:: INPUT DATA ::
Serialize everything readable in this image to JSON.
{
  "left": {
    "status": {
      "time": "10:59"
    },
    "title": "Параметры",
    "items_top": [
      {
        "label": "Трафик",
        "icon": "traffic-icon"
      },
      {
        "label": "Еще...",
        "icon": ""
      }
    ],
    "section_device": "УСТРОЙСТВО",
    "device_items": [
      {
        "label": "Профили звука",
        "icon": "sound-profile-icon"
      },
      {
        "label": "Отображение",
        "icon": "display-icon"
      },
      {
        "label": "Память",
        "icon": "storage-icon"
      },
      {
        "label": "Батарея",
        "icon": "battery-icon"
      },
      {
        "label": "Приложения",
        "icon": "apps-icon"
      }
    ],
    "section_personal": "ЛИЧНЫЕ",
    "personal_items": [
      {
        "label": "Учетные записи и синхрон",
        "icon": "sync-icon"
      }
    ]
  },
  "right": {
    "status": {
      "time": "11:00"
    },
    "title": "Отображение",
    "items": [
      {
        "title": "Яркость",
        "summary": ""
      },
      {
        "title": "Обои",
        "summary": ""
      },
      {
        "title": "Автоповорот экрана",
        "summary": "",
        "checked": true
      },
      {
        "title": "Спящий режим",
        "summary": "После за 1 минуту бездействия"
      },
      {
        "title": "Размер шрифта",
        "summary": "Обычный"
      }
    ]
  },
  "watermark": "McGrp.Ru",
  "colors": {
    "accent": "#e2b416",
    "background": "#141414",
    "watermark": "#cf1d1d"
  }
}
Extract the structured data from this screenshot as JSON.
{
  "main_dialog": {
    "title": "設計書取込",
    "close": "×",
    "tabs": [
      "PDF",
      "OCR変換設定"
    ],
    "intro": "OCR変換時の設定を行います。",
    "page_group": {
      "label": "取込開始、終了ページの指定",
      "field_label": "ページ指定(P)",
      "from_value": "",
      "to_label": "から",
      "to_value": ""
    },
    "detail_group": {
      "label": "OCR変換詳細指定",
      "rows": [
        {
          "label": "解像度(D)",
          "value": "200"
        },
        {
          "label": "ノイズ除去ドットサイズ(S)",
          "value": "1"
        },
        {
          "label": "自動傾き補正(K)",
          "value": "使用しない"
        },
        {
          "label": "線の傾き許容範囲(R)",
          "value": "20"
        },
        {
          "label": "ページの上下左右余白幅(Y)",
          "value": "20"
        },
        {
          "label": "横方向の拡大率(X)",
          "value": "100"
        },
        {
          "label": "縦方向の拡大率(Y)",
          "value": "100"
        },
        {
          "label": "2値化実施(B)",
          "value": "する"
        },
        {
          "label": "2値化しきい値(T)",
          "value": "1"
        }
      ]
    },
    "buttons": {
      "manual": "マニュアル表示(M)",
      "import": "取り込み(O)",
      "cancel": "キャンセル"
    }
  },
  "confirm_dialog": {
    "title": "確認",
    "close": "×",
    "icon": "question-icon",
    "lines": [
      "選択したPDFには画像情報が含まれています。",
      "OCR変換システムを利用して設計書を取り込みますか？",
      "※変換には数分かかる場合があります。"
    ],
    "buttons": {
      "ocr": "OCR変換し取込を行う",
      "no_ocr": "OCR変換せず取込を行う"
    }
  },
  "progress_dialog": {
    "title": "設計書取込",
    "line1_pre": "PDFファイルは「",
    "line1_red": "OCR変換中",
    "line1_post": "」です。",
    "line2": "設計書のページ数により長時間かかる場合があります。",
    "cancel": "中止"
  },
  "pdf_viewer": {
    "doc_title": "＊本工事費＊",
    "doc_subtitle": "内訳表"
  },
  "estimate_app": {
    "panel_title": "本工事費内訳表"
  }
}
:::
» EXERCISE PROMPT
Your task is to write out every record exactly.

» REPLY
Serialize everything readable in this image to JSON.
{
  "left": {
    "status": {
      "time": "10:59"
    },
    "title": "Параметры",
    "items_top": [
      {
        "label": "Трафик",
        "icon": "traffic-icon"
      },
      {
        "label": "Еще...",
        "icon": ""
      }
    ],
    "section_device": "УСТРОЙСТВО",
    "device_items": [
      {
        "label": "Профили звука",
        "icon": "sound-profile-icon"
      },
      {
        "label": "Отображение",
        "icon": "display-icon"
      },
      {
        "label": "Память",
        "icon": "storage-icon"
      },
      {
        "label": "Батарея",
        "icon": "battery-icon"
      },
      {
        "label": "Приложения",
        "icon": "apps-icon"
      }
    ],
    "section_personal": "ЛИЧНЫЕ",
    "personal_items": [
      {
        "label": "Учетные записи и синхрон",
        "icon": "sync-icon"
      }
    ]
  },
  "right": {
    "status": {
      "time": "11:00"
    },
    "title": "Отображение",
    "items": [
      {
        "title": "Яркость",
        "summary": ""
      },
      {
        "title": "Обои",
        "summary": ""
      },
      {
        "title": "Автоповорот экрана",
        "summary": "",
        "checked": true
      },
      {
        "title": "Спящий режим",
        "summary": "После за 1 минуту бездействия"
      },
      {
        "title": "Размер шрифта",
        "summary": "Обычный"
      }
    ]
  },
  "watermark": "McGrp.Ru",
  "colors": {
    "accent": "#e2b416",
    "background": "#141414",
    "watermark": "#cf1d1d"
  }
}
Extract the structured data from this screenshot as JSON.
{
  "main_dialog": {
    "title": "設計書取込",
    "close": "×",
    "tabs": [
      "PDF",
      "OCR変換設定"
    ],
    "intro": "OCR変換時の設定を行います。",
    "page_group": {
      "label": "取込開始、終了ページの指定",
      "field_label": "ページ指定(P)",
      "from_value": "",
      "to_label": "から",
      "to_value": ""
    },
    "detail_group": {
      "label": "OCR変換詳細指定",
      "rows": [
        {
          "label": "解像度(D)",
          "value": "200"
        },
        {
          "label": "ノイズ除去ドットサイズ(S)",
          "value": "1"
        },
        {
          "label": "自動傾き補正(K)",
          "value": "使用しない"
        },
        {
          "label": "線の傾き許容範囲(R)",
          "value": "20"
        },
        {
          "label": "ページの上下左右余白幅(Y)",
          "value": "20"
        },
        {
          "label": "横方向の拡大率(X)",
          "value": "100"
        },
        {
          "label": "縦方向の拡大率(Y)",
          "value": "100"
        },
        {
          "label": "2値化実施(B)",
          "value": "する"
        },
        {
          "label": "2値化しきい値(T)",
          "value": "1"
        }
      ]
    },
    "buttons": {
      "manual": "マニュアル表示(M)",
      "import": "取り込み(O)",
      "cancel": "キャンセル"
    }
  },
  "confirm_dialog": {
    "title": "確認",
    "close": "×",
    "icon": "question-icon",
    "lines": [
      "選択したPDFには画像情報が含まれています。",
      "OCR変換システムを利用して設計書を取り込みますか？",
      "※変換には数分かかる場合があります。"
    ],
    "buttons": {
      "ocr": "OCR変換し取込を行う",
      "no_ocr": "OCR変換せず取込を行う"
    }
  },
  "progress_dialog": {
    "title": "設計書取込",
    "line1_pre": "PDFファイルは「",
    "line1_red": "OCR変換中",
    "line1_post": "」です。",
    "line2": "設計書のページ数により長時間かかる場合があります。",
    "cancel": "中止"
  },
  "pdf_viewer": {
    "doc_title": "＊本工事費＊",
    "doc_subtitle": "内訳表"
  },
  "estimate_app": {
    "panel_title": "本工事費内訳表"
  }
}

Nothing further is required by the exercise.